Companies like Spare Tyre deliberately chose to put on productions in poorer areas in the north of England in order to reach more women, and were often invited to perform by women’s political groups, as well as youth groups, in order to foster ideas for new role models to young people. They also reached out to women (and men) in the areas they naturally inhabited via the Women’s Movement, such as mother and baby groups, and importantly, plays were available at a low cost.
Some of the trained women actors claimed that their drama school experiences had been classes full of white, middle-class people who had often attended public schools, and claimed that it was still an acknowledged fact that to be a successful actor you needed to discard a regional accent and speak well.
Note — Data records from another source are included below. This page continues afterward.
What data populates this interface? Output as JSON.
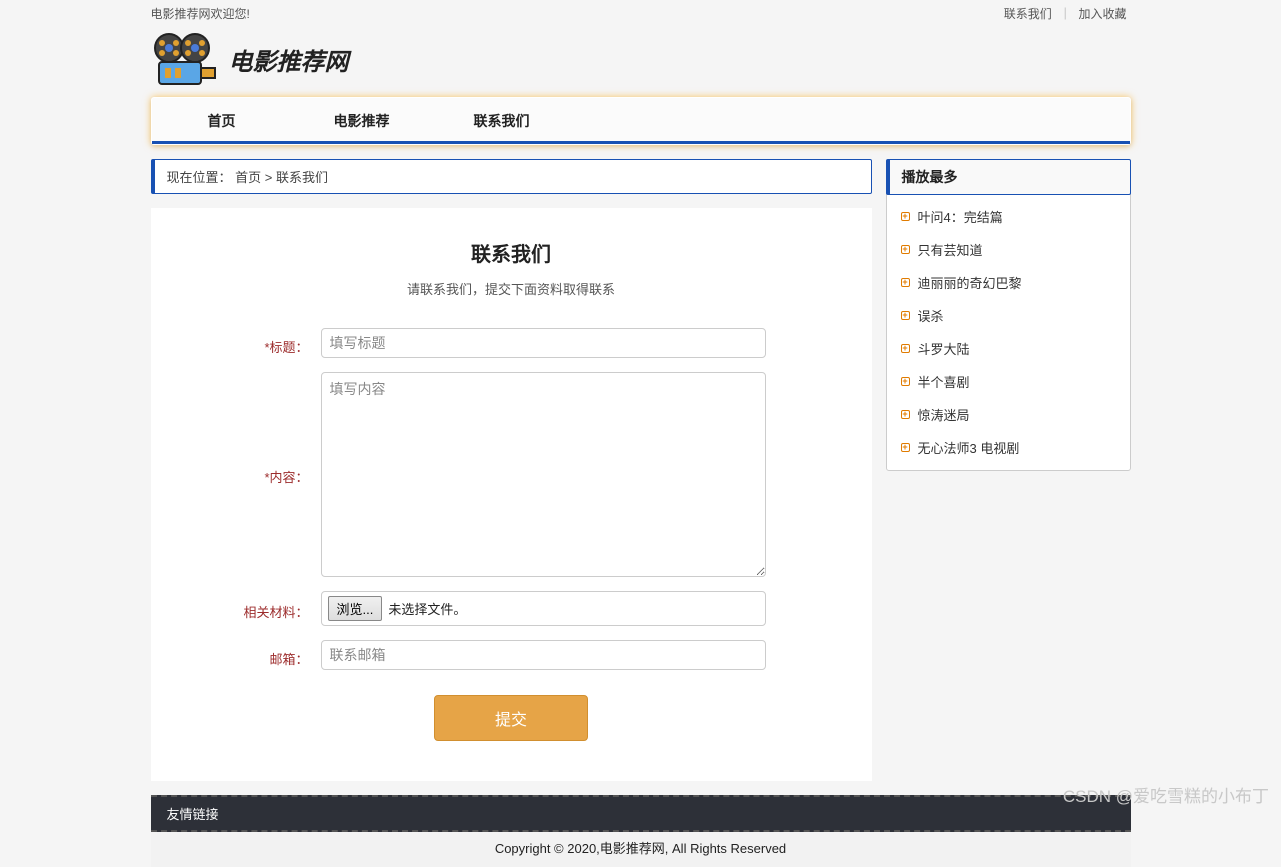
{
  "topbar": {
    "welcome": "电影推荐网欢迎您!",
    "contact": "联系我们",
    "favorite": "加入收藏"
  },
  "site_name": "电影推荐网",
  "nav": {
    "items": [
      "首页",
      "电影推荐",
      "联系我们"
    ]
  },
  "breadcrumb": {
    "label": "现在位置：",
    "home": "首页",
    "sep": ">",
    "current": "联系我们"
  },
  "page": {
    "title": "联系我们",
    "subtitle": "请联系我们，提交下面资料取得联系"
  },
  "form": {
    "title_label": "*标题：",
    "title_placeholder": "填写标题",
    "content_label": "*内容：",
    "content_placeholder": "填写内容",
    "material_label": "相关材料：",
    "browse_button": "浏览...",
    "no_file": "未选择文件。",
    "email_label": "邮箱：",
    "email_placeholder": "联系邮箱",
    "submit": "提交"
  },
  "sidebar": {
    "title": "播放最多",
    "items": [
      "叶问4：完结篇",
      "只有芸知道",
      "迪丽丽的奇幻巴黎",
      "误杀",
      "斗罗大陆",
      "半个喜剧",
      "惊涛迷局",
      "无心法师3 电视剧"
    ]
  },
  "footer": {
    "friend_links": "友情链接",
    "copyright": "Copyright © 2020,电影推荐网, All Rights Reserved"
  },
  "watermark": "CSDN @爱吃雪糕的小布丁"
}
It was therefore seen as important for the feminist theatre companies to support more working-class female actors and playwrights.
Companies also began to emerge to support and represent the experience of Black and POC voices who were often marginalised within the second-wave feminist movement. Imani-Faith, founded in 1983 by Jacqueline Rudet by and for Black women, was just one example. Rudet also wrote Money to Live for the Black Theatre Co-operative, a play representing the experience of prostitution.
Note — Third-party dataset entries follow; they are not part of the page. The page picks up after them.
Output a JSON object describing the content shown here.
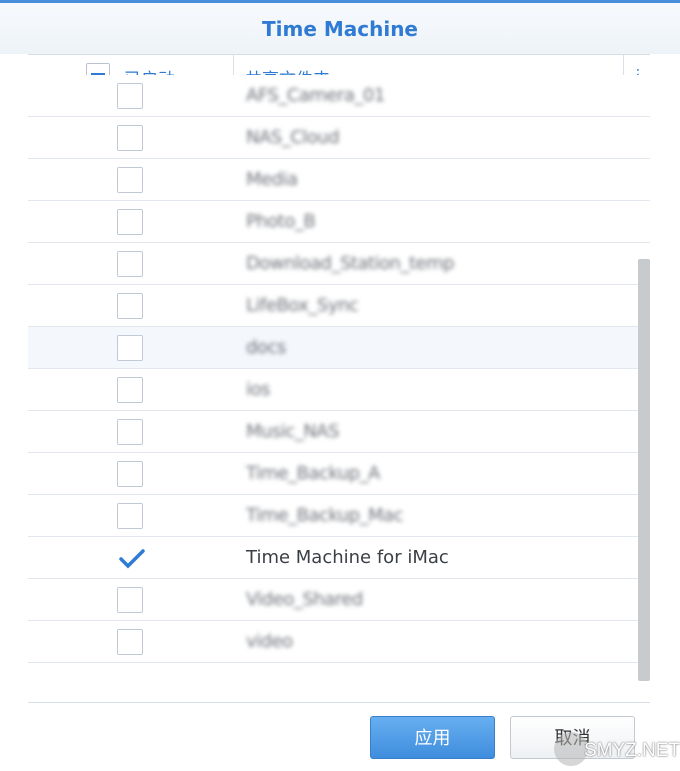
{
  "dialog": {
    "title": "Time Machine"
  },
  "table": {
    "columns": {
      "enabled": "已启动",
      "shared_folder": "共享文件夹"
    },
    "menu_icon": "more-vertical-icon",
    "rows": [
      {
        "name": "AFS_Camera_01",
        "checked": false,
        "blurred": true
      },
      {
        "name": "NAS_Cloud",
        "checked": false,
        "blurred": true
      },
      {
        "name": "Media",
        "checked": false,
        "blurred": true
      },
      {
        "name": "Photo_B",
        "checked": false,
        "blurred": true
      },
      {
        "name": "Download_Station_temp",
        "checked": false,
        "blurred": true
      },
      {
        "name": "LifeBox_Sync",
        "checked": false,
        "blurred": true
      },
      {
        "name": "docs",
        "checked": false,
        "blurred": true
      },
      {
        "name": "ios",
        "checked": false,
        "blurred": true
      },
      {
        "name": "Music_NAS",
        "checked": false,
        "blurred": true
      },
      {
        "name": "Time_Backup_A",
        "checked": false,
        "blurred": true
      },
      {
        "name": "Time_Backup_Mac",
        "checked": false,
        "blurred": true
      },
      {
        "name": "Time Machine for iMac",
        "checked": true,
        "blurred": false
      },
      {
        "name": "Video_Shared",
        "checked": false,
        "blurred": true
      },
      {
        "name": "video",
        "checked": false,
        "blurred": true
      }
    ]
  },
  "buttons": {
    "apply": "应用",
    "cancel": "取消"
  },
  "watermark": {
    "text": "SMYZ.NET"
  },
  "colors": {
    "accent": "#2f7bd3",
    "apply_button": "#4a95e2"
  }
}
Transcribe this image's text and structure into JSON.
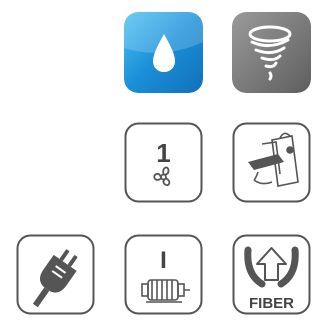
{
  "tiles": [
    {
      "id": "water",
      "icon": "water-drop-icon",
      "bg": "#1a8fd8"
    },
    {
      "id": "vortex",
      "icon": "tornado-icon",
      "bg": "#707070"
    },
    {
      "id": "fan",
      "icon": "fan-speed-icon",
      "number": "1"
    },
    {
      "id": "bag",
      "icon": "bag-filter-icon"
    },
    {
      "id": "plug",
      "icon": "power-plug-icon"
    },
    {
      "id": "motor",
      "icon": "motor-icon",
      "symbol": "I"
    },
    {
      "id": "fiber",
      "icon": "fiber-icon",
      "label": "FIBER"
    }
  ],
  "colors": {
    "water_blue": "#1a8fd8",
    "vortex_gray": "#707070",
    "outline": "#555555",
    "icon_fill": "#555555"
  }
}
Other companies tackled lesbian feminist issues, such as Gay Sweatshop, attending events like the 1977 Women’s Festival at The Drill Hall, a venue that was to become a leading proponent of lesbian and gay artistic expression. Influenced by the Women’s Movement and magazines like Spare Rib, the festival attracted large crowds of lesbian women coming together from all over Europe.
The theatre companies were not without their problems, but what made these women’s collectives important to the feminist discourse was the focus on women and a way to raise relevant issues affecting them within this new phase of women’s liberation. They were a way to rock the boat; to question the established power structures and to do so within an artistic forum.
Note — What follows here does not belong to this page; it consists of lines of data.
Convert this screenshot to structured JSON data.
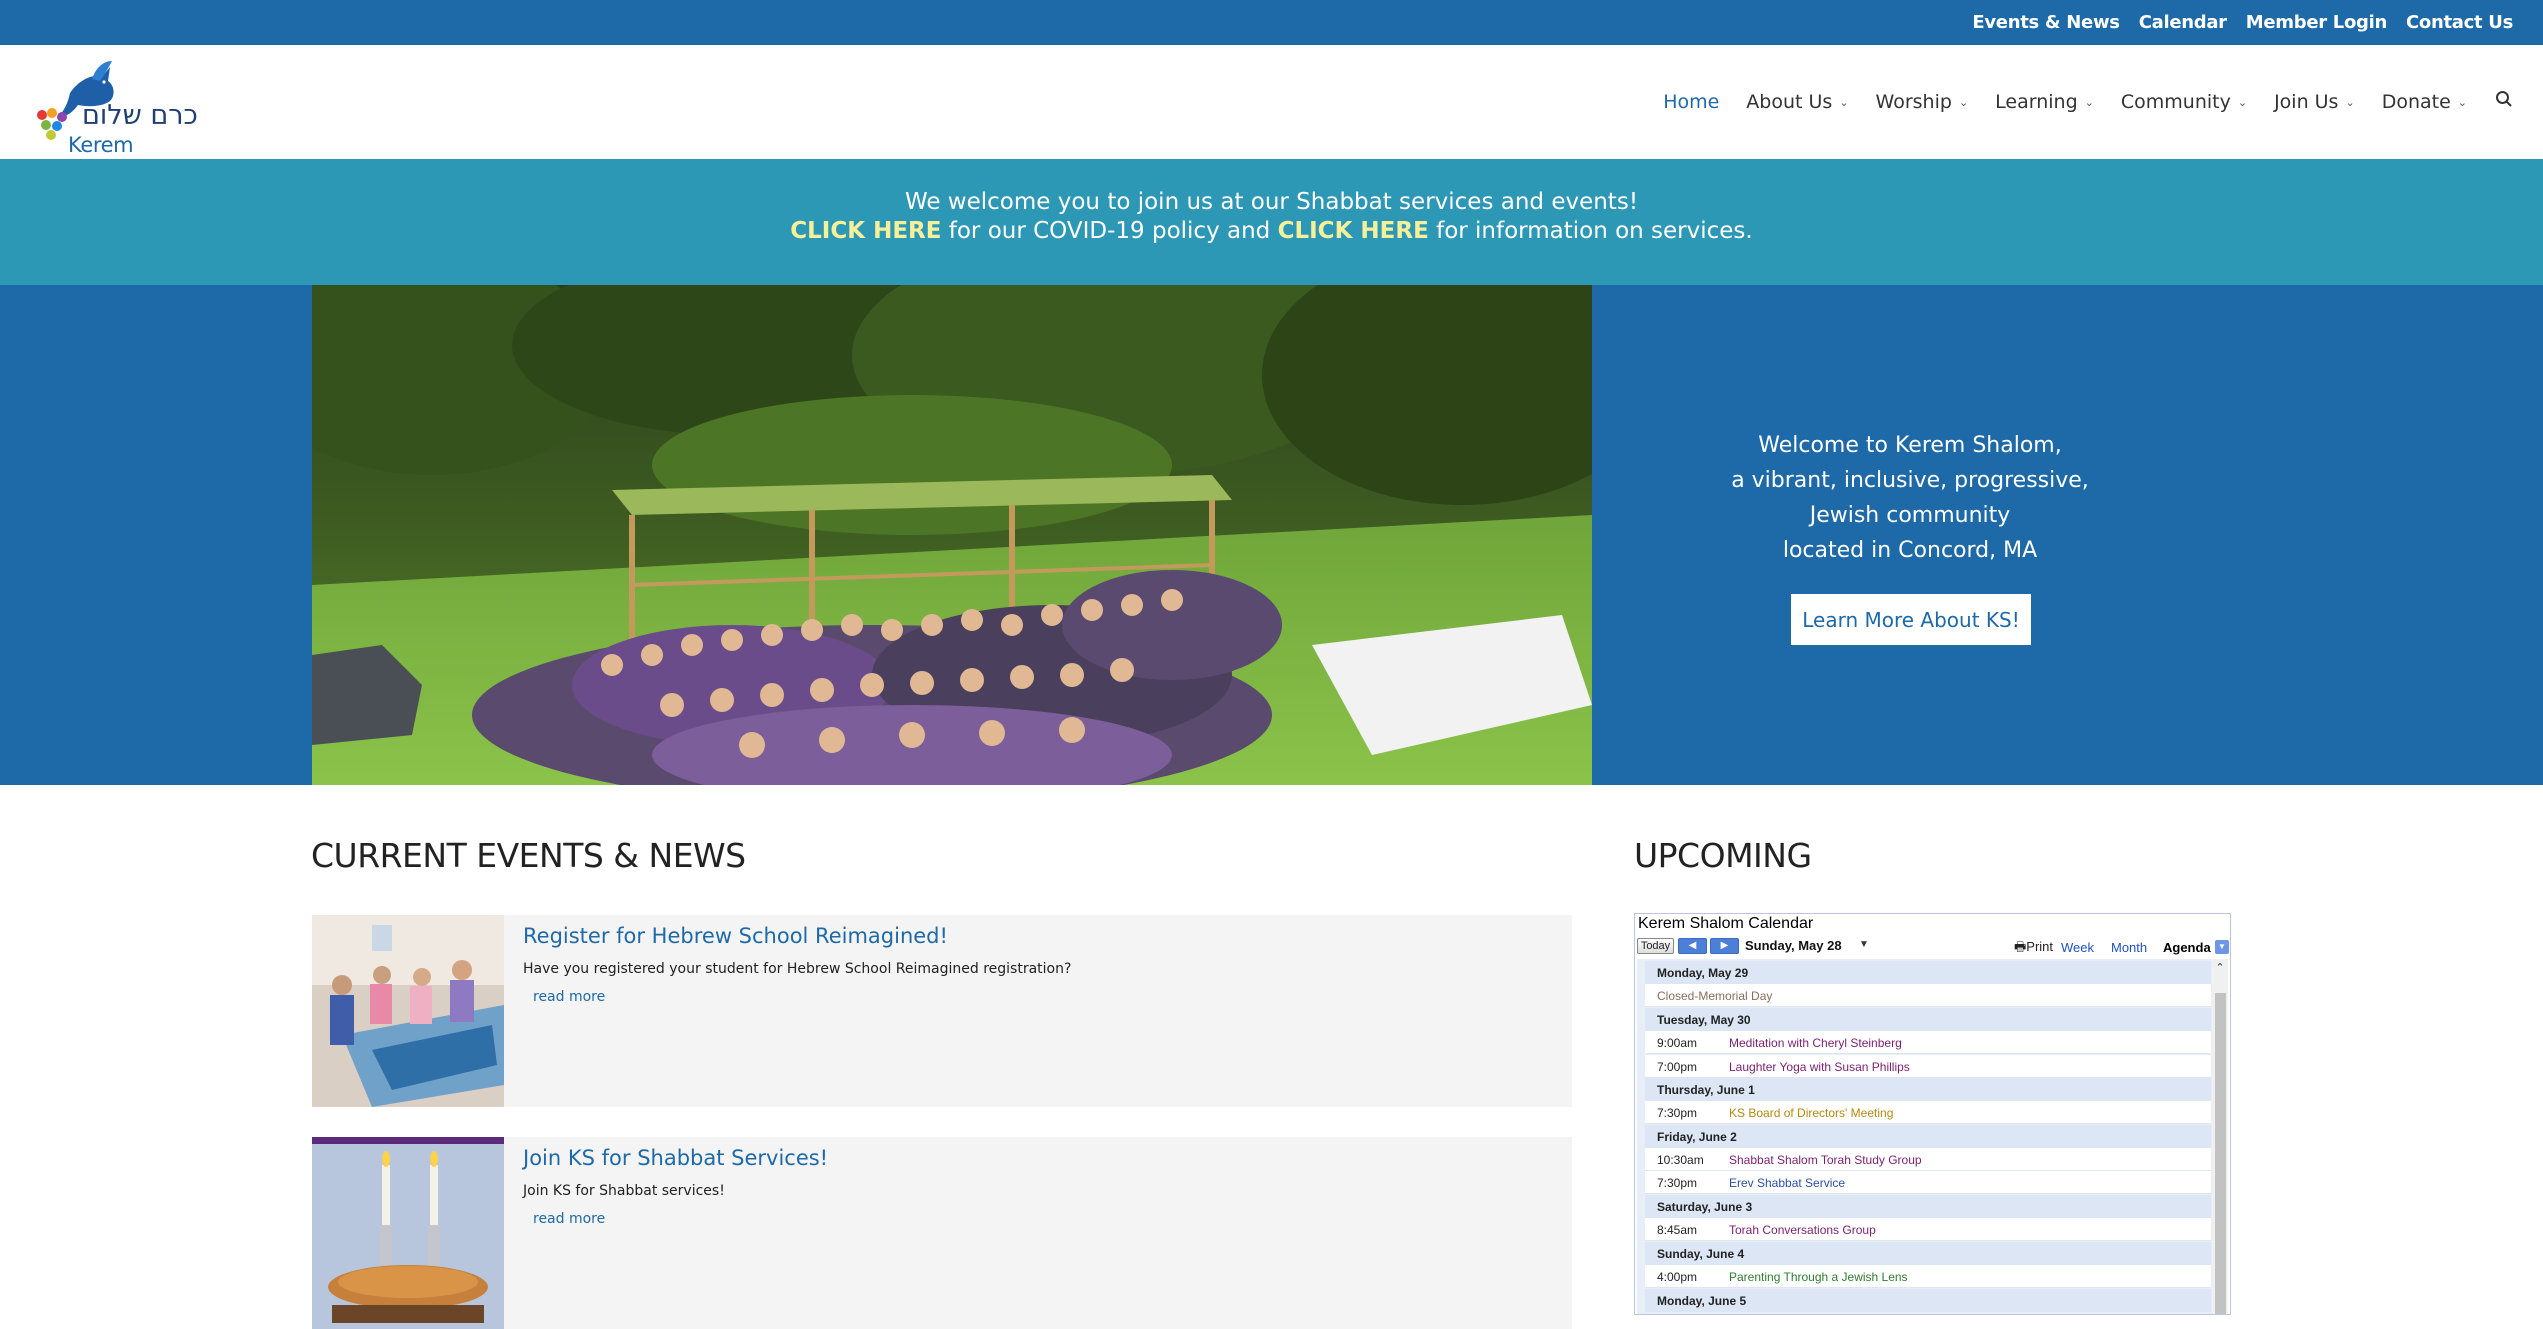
{
  "topbar": {
    "links": [
      "Events & News",
      "Calendar",
      "Member Login",
      "Contact Us"
    ]
  },
  "logo": {
    "hebrew": "כרם שלום",
    "english": "Kerem Shalom"
  },
  "nav": {
    "items": [
      {
        "label": "Home",
        "active": true,
        "dropdown": false
      },
      {
        "label": "About Us",
        "active": false,
        "dropdown": true
      },
      {
        "label": "Worship",
        "active": false,
        "dropdown": true
      },
      {
        "label": "Learning",
        "active": false,
        "dropdown": true
      },
      {
        "label": "Community",
        "active": false,
        "dropdown": true
      },
      {
        "label": "Join Us",
        "active": false,
        "dropdown": true
      },
      {
        "label": "Donate",
        "active": false,
        "dropdown": true
      }
    ],
    "search_icon": "search-icon"
  },
  "banner": {
    "line1": "We welcome you to join us at our Shabbat services and events!",
    "cta1": "CLICK HERE",
    "mid": " for our COVID-19 policy and ",
    "cta2": "CLICK HERE",
    "end": " for information on services."
  },
  "hero": {
    "lines": [
      "Welcome to Kerem Shalom,",
      "a vibrant, inclusive, progressive,",
      "Jewish community",
      "located in Concord, MA"
    ],
    "button": "Learn More About KS!"
  },
  "news": {
    "title": "CURRENT EVENTS & NEWS",
    "items": [
      {
        "title": "Register for Hebrew School Reimagined!",
        "excerpt": "Have you registered your student for Hebrew School Reimagined registration?",
        "more": "read more"
      },
      {
        "title": "Join KS for Shabbat Services!",
        "excerpt": "Join KS for Shabbat services!",
        "more": "read more"
      }
    ]
  },
  "upcoming": {
    "title": "UPCOMING",
    "calendar": {
      "title": "Kerem Shalom Calendar",
      "today": "Today",
      "date": "Sunday, May 28",
      "print": "Print",
      "views": [
        "Week",
        "Month",
        "Agenda"
      ],
      "selected_view": "Agenda",
      "rows": [
        {
          "type": "day",
          "text": "Monday, May 29"
        },
        {
          "type": "allday",
          "text": "Closed-Memorial Day",
          "color": "#8a6d5c"
        },
        {
          "type": "day",
          "text": "Tuesday, May 30"
        },
        {
          "type": "event",
          "time": "9:00am",
          "name": "Meditation with Cheryl Steinberg",
          "color": "#7a1f6e"
        },
        {
          "type": "event",
          "time": "7:00pm",
          "name": "Laughter Yoga with Susan Phillips",
          "color": "#7a1f6e"
        },
        {
          "type": "day",
          "text": "Thursday, June 1"
        },
        {
          "type": "event",
          "time": "7:30pm",
          "name": "KS Board of Directors' Meeting",
          "color": "#b5880e"
        },
        {
          "type": "day",
          "text": "Friday, June 2"
        },
        {
          "type": "event",
          "time": "10:30am",
          "name": "Shabbat Shalom Torah Study Group",
          "color": "#7a1f6e"
        },
        {
          "type": "event",
          "time": "7:30pm",
          "name": "Erev Shabbat Service",
          "color": "#2a4fa8"
        },
        {
          "type": "day",
          "text": "Saturday, June 3"
        },
        {
          "type": "event",
          "time": "8:45am",
          "name": "Torah Conversations Group",
          "color": "#7a1f6e"
        },
        {
          "type": "day",
          "text": "Sunday, June 4"
        },
        {
          "type": "event",
          "time": "4:00pm",
          "name": "Parenting Through a Jewish Lens",
          "color": "#2e7d32"
        },
        {
          "type": "day",
          "text": "Monday, June 5"
        }
      ]
    }
  },
  "colors": {
    "topbar": "#1e69a8",
    "banner": "#2d98b6",
    "cta": "#f7f09a",
    "link": "#1e69a8"
  }
}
Though contemporary theatre has a wider representation of issues affecting all genders, some feminist companies do still exist, such as WP Theatre and The Dirty Blondes Theatre Company, which continue to build on the representation of women’s voices within theatre.
More recently, playwright Lucy Kirkwood’s angry, feminist play Maryland, written in the wake of the violent murders of Sarah Everard and Sabina Nessa in 2021, is a 30 minute, visceral ‘howl of a play’ originally performed at The Royal Court, London in 2021. When Kirkwood waived performance rights for November of that year, however, the play went on to be performed all over the UK, with its startling messages around male violence reverberating in an angry and troubled climate.
Such a play fits well within the radical thinking of traditional feminist theatre. Kirkwood claimed the play took her only two days to write, so angry was she at the political landscape around violence to women and the well-publicised murders, as well as other police investigations.
Importantly, the play - which wasn’t commissioned but merely written by Kirkwood as a response to recent events - contained some lines specifically to be spoken by women of colour. It was written to encourage audiences to go out and tackle unacceptable behaviour and language around women within the wider community.
This is particularly relevant in that everything within Kirkwood’s play is based on real-life people and events.
With more plays set to be performed tackling women’s experiences, it looks like the legacy of feminist theatre will continue to be not only a performative experience, but an essential part of the conversation around women’s lives.